Anil Ananthaswamy in New Scientist:
IT'S the ultimate sleeper agent. An energy field lurking inactive since the big bang might now be causing the expansion of the universe to accelerate.
In the late 1990s, observations of supernovae revealed that the universe has started expanding faster and faster over the past few billion years. Einstein's equations of general relativity provide a mechanism for this phenomenon, in the form of the cosmological constant, also known as the inherent “dark energy” of space-time. If this constant has a small positive value, then it causes space-time to expand at an ever-increasing rate. However, theoretical calculations of the constant and the observed value are out of whack by about 120 orders of magnitude.
To overcome this daunting discrepancy, physicists have resorted to other explanations for the recent cosmic acceleration. One explanation is the idea that space-time is suffused with a field called quintessence. This field is scalar, meaning that at any given point in space-time it has a value, but no direction. Einstein's equations show that in the presence of a scalar field that changes very slowly, space-time will expand at an ever-increasing rate.

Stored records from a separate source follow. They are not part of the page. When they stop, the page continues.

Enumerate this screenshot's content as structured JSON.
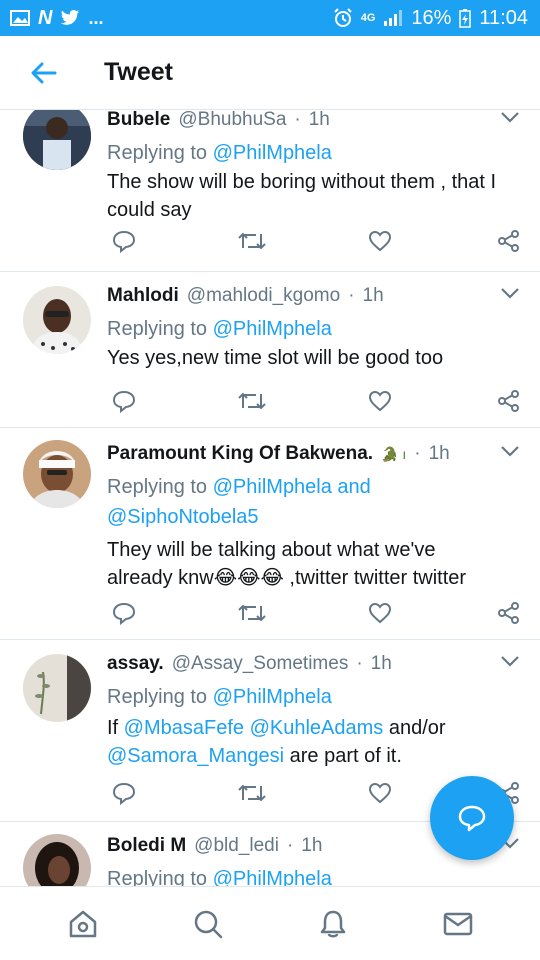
{
  "status_bar": {
    "notifications": [
      "N",
      "twitter-bird",
      "..."
    ],
    "network": "4G",
    "battery": "16%",
    "time": "11:04"
  },
  "header": {
    "title": "Tweet"
  },
  "colors": {
    "accent": "#1da1f2",
    "secondary_text": "#657786",
    "divider": "#e1e8ed"
  },
  "tweets": [
    {
      "name": "Bubele",
      "handle": "@BhubhuSa",
      "time": "1h",
      "replying_prefix": "Replying to ",
      "replying_to": "@PhilMphela",
      "text": "The show will be boring without them , that I could say"
    },
    {
      "name": "Mahlodi",
      "handle": "@mahlodi_kgomo",
      "time": "1h",
      "replying_prefix": "Replying to ",
      "replying_to": "@PhilMphela",
      "text": "Yes yes,new time slot will be good too"
    },
    {
      "name": "Paramount King Of Bakwena.",
      "handle": "🐊 ı",
      "time": "1h",
      "replying_prefix": "Replying to ",
      "replying_to": "@PhilMphela and",
      "replying_to_2": "@SiphoNtobela5",
      "text_line1": "They will be talking about what we've",
      "text_line2_a": "already knw",
      "text_emoji": "😂😂😂",
      "text_line2_b": " ,twitter twitter twitter"
    },
    {
      "name": "assay.",
      "handle": "@Assay_Sometimes",
      "time": "1h",
      "replying_prefix": "Replying to ",
      "replying_to": "@PhilMphela",
      "text_if": "If ",
      "mention_1": "@MbasaFefe",
      "mention_2": "@KuhleAdams",
      "text_andor": " and/or",
      "mention_3": "@Samora_Mangesi",
      "text_end": " are part of it."
    },
    {
      "name": "Boledi M",
      "handle": "@bld_ledi",
      "time": "1h",
      "replying_prefix": "Replying to ",
      "replying_to": "@PhilMphela"
    }
  ],
  "separator": "·",
  "icons": {
    "back": "arrow-left-icon",
    "caret": "chevron-down-icon",
    "reply": "reply-icon",
    "retweet": "retweet-icon",
    "like": "heart-icon",
    "share": "share-icon",
    "compose": "compose-tweet-icon",
    "home": "home-icon",
    "search": "search-icon",
    "notifications": "bell-icon",
    "messages": "mail-icon"
  }
}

Now Christophe Ringeval of the Catholic University of Louvain (UCL) in Belgium and his colleagues suggest that a quintessence field could be linked to a phase in the universe's history called inflation. During this phase, fractions of a second after the big bang, space-time expanded exponentially. Inflation is thought to have occurred because of another scalar field that existed at the time. But what if a much weaker quintessence field was also around during inflation?